>>>

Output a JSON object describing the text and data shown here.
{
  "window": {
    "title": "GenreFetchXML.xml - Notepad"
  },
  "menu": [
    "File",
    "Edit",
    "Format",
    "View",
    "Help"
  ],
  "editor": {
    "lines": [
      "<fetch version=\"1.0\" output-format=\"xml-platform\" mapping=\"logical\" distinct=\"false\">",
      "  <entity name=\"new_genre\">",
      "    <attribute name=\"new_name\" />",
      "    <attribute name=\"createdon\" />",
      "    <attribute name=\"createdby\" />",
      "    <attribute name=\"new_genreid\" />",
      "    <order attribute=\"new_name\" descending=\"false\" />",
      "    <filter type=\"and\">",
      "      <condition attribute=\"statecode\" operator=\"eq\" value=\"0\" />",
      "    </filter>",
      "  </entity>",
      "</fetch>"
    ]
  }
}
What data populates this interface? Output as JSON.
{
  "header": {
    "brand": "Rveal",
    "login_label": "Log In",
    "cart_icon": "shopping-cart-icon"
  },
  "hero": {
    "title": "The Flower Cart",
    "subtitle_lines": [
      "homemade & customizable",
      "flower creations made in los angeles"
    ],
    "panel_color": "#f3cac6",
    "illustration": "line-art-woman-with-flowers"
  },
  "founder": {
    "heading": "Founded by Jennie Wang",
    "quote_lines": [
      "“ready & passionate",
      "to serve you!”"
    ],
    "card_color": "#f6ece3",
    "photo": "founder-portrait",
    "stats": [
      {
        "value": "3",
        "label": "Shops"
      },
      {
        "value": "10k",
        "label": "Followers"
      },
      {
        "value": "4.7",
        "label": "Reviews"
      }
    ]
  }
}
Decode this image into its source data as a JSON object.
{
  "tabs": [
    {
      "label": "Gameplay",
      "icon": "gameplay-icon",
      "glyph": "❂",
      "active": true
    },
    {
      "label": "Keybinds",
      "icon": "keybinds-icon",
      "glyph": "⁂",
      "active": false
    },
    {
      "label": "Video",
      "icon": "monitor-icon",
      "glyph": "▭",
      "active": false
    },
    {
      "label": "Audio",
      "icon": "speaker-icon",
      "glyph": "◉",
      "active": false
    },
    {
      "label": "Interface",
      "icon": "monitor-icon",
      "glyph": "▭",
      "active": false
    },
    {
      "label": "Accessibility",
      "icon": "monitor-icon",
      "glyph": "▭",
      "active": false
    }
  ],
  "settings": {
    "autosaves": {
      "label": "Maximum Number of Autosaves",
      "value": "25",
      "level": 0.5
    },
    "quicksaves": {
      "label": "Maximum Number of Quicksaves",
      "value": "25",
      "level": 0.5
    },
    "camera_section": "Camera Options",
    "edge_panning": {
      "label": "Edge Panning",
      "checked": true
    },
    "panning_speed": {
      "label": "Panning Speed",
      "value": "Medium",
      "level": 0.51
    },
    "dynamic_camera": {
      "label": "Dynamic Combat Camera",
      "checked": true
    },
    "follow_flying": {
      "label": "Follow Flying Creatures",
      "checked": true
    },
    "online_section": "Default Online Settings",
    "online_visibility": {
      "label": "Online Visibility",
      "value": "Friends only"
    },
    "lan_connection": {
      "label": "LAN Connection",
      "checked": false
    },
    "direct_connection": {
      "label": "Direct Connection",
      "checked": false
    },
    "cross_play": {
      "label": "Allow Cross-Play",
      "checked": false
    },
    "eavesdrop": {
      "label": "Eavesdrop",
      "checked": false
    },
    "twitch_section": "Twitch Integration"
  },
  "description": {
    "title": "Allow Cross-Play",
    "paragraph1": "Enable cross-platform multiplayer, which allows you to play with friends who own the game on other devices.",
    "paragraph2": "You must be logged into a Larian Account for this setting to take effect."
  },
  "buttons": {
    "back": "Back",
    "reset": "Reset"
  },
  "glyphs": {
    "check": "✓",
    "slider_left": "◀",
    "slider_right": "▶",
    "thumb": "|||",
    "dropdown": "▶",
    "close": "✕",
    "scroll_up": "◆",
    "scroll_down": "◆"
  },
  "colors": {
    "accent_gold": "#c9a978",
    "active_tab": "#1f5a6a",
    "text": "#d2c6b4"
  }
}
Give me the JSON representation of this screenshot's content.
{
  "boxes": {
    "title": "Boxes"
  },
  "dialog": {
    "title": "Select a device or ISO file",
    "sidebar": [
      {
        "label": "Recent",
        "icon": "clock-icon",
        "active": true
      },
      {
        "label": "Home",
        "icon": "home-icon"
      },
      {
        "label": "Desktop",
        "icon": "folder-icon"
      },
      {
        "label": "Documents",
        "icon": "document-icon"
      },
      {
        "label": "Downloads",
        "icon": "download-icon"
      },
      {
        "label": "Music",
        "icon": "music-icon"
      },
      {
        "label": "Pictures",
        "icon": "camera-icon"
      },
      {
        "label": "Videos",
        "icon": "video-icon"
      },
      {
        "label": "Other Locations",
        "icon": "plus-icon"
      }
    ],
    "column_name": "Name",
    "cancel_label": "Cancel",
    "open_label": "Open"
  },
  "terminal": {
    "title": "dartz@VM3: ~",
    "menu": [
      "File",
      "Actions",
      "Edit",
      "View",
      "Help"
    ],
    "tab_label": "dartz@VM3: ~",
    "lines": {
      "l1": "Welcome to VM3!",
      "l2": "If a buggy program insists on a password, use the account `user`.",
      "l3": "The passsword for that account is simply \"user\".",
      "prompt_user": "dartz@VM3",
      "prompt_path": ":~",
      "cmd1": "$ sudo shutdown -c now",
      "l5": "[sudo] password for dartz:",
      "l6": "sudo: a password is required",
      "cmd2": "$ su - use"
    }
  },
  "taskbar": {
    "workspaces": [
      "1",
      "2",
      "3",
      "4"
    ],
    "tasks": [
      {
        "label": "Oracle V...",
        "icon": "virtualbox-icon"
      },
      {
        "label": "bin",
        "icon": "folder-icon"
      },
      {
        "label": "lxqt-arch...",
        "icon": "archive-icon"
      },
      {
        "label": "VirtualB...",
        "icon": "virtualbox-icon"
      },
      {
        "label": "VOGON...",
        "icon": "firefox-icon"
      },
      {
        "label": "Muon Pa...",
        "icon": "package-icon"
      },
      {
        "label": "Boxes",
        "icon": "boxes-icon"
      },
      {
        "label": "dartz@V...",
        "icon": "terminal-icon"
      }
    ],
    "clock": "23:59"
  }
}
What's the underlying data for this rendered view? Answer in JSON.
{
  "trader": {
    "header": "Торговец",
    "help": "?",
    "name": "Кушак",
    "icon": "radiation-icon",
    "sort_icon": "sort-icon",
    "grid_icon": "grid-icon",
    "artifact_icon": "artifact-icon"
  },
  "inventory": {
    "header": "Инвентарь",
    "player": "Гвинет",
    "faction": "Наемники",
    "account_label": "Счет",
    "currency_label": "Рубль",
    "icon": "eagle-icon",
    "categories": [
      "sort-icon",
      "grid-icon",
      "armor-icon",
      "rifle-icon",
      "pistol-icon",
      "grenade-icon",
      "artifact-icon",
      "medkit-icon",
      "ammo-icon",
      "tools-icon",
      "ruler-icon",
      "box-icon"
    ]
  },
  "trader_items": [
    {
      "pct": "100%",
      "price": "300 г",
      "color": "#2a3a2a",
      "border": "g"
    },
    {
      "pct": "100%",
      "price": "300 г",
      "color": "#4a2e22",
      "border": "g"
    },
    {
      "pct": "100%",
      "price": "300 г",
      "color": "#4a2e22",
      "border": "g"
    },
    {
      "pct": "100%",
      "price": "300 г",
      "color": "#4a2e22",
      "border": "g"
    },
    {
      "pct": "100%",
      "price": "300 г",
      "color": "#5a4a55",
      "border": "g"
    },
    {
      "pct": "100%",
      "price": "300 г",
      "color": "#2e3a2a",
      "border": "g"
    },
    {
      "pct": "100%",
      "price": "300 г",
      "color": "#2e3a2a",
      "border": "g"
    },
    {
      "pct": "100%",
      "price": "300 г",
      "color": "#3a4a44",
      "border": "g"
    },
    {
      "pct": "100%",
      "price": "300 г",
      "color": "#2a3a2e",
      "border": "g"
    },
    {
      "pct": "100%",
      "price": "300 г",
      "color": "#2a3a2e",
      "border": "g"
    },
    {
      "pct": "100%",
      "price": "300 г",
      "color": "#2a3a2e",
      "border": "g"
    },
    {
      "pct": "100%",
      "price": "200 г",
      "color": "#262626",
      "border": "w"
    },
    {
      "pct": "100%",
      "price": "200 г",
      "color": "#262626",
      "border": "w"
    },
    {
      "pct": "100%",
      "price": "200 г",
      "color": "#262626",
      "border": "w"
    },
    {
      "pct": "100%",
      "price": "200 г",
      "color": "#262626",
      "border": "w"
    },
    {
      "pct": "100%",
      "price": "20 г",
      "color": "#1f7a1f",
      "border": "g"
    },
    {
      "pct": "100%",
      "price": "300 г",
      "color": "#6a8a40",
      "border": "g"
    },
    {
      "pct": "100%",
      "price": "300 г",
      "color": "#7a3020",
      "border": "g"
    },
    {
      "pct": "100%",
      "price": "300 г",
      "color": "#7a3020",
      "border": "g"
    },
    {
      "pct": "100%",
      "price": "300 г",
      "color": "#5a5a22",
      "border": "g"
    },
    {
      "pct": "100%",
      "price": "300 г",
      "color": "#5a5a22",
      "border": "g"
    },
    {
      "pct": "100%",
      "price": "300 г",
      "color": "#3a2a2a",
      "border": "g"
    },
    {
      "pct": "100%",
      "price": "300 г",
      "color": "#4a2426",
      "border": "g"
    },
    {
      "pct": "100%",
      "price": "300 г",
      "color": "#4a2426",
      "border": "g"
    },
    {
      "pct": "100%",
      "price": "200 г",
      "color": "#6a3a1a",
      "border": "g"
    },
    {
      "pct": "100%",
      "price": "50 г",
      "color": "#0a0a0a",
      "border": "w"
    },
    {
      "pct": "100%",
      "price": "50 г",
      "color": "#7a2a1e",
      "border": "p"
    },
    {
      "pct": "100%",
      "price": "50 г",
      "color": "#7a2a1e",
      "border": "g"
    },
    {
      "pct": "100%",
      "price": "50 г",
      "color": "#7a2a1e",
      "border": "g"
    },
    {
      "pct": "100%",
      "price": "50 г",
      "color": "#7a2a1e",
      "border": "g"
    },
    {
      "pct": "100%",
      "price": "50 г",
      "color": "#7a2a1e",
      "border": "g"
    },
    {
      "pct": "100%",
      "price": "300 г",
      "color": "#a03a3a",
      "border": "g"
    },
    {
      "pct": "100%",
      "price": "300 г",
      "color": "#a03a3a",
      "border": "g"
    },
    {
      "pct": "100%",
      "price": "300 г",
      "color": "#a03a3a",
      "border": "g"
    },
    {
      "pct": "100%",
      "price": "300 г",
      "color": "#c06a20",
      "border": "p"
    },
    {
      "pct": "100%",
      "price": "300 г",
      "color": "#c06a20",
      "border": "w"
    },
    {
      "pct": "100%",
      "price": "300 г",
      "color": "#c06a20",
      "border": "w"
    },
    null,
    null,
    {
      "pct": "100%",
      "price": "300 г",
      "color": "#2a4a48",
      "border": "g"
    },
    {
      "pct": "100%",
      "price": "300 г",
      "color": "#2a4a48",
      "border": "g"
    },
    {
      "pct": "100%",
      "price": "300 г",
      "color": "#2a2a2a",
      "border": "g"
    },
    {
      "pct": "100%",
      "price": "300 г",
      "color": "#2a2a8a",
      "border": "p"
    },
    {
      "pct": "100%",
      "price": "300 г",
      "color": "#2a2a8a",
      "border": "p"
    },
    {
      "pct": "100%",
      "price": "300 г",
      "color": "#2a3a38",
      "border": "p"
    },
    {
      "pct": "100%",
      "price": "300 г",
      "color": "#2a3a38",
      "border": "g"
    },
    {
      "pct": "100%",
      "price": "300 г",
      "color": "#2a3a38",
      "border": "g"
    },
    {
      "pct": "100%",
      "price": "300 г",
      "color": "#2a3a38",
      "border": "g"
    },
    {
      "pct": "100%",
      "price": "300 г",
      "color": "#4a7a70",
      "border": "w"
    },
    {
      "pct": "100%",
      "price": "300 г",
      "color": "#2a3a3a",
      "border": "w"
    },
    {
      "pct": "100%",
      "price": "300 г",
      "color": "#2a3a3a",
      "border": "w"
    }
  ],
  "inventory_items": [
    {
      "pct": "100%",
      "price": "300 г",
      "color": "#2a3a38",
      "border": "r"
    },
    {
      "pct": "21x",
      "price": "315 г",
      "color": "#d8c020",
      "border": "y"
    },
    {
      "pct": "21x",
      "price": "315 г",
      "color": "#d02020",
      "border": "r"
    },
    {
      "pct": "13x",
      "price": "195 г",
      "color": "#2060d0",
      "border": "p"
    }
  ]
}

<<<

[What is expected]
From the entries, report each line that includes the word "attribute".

[Solution]
      "    <attribute name=\"new_name\" />",
      "    <attribute name=\"createdon\" />",
      "    <attribute name=\"createdby\" />",
      "    <attribute name=\"new_genreid\" />",
      "    <order attribute=\"new_name\" descending=\"false\" />",
      "      <condition attribute=\"statecode\" operator=\"eq\" value=\"0\" />",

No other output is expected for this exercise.